Gabi? She hadn’t taken meow-meow at all. Her autopsy showed she died of a streptococcal infection, an untreated case of the flu. “She was branded a druggie, but she was just a little girl who died,” said her brokenhearted mother.
Why it would have been worth the city commission’s time to learn Gabi’s story is that the demon drug that was originally blamed for her death was mephedrone, a chemical cousin to “bath salts,” the drug that supposedly turned a North Miami Beach man into a face-chewing zombie last month.
Actually, almost anything can be inside those little bags marked bath salts; as Reuters columnist Jack Shafer reported recently, cops have sometimes found they contain nothing more sinister than a mixture of caffeine and aspirin. (If you find that alarming, keep in mind it’s essentially the formula of Excedrin and a lot of other headache remedies.)
But most commonly bath salts are a synthetic version of cathinone, a compound contained in the leaves of the khat plant, which people in the Horn of Africa and the Arabian peninsula have been chewing for a mild high for centuries without turning into voracious zombies.
If bath salts and meow-meow are cousins, our drug panic is practically an identical twin of the one in Britain. Just like the Brits, we didn’t wait for drug tests or other concrete evidence that Rudy Eugene was under the influence of bath salts when he attacked a homeless man over the Memorial Day weekend, just accepted the wild guesswork of a single cop. Three weeks later, there’s still not a shred of evidence that bath salts had anything to do with the zombie incident.
But over at the city commission, they don’t need no stinking evidence to know what happened or what to do about it. The commissioners last week banned the sale of anything called “bath salt” or “bath salts.” In civilized, literate parts of the world, laws banning drugs contain their actual chemical formulas.
Ha! Our commissioners don’t need no stinking science, either. Just a package with the name bath salts is illegal now, which is going to come as a surprise to all the nice ladies who buy vanilla-scented crystals to dissolve in their baths. (The commission apparently thought it had gotten around that by extending the ban only to packages under 16 ounces, but a lot of cosmetic bath salts come in eight-ounce packets.) Not to be outdone, several other local city councils, as well as the Miami-Dade County Commission, are poised to jump off the same bridge.
These bans aren’t going to do a thing to remove bath salts — the ones that make you high — from public consumption. Dealers will just start labeling them “plant food” or some other banal phrase, as the Brits did. Even a less forthrightly stupid approach than that of the Miami city commissioners will face serious difficulties. Because the psychoactive compound in bath salts is synthetic, chemists can tinker just slightly with the molecule to produce a substance that’s technically different enough to be legal. That’s why bath salts are still on sale around the United States even though the DEA outlawed them in 1993.

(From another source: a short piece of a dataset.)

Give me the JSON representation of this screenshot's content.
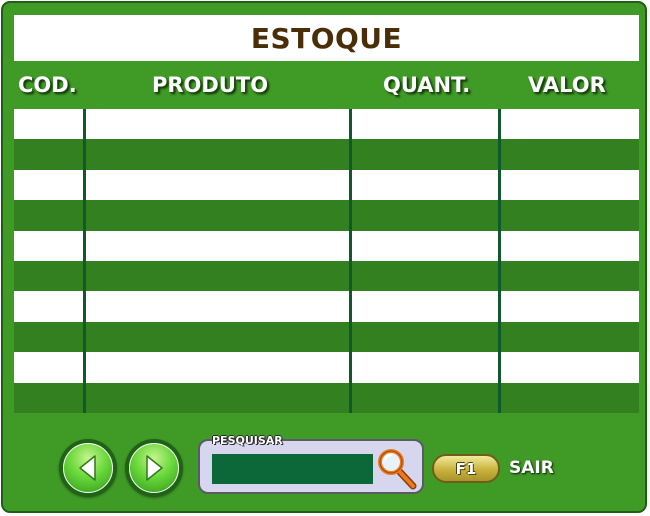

The only thing the panic over bath salts is likely to do, in the end, is sell more bath salts. Scottish public-health researcher Alasdair J. M. Forsyth, who studied Great Britain’s panic over mephedrone in 2009, discovered that Google searches of the phrase “mephedrone buy” skyrocketed every time a new atrocity story broke into the news. “News of drug deaths causes more interest in the drug, including buying it,” he wrote.
That’s right: Our politicians are pushers.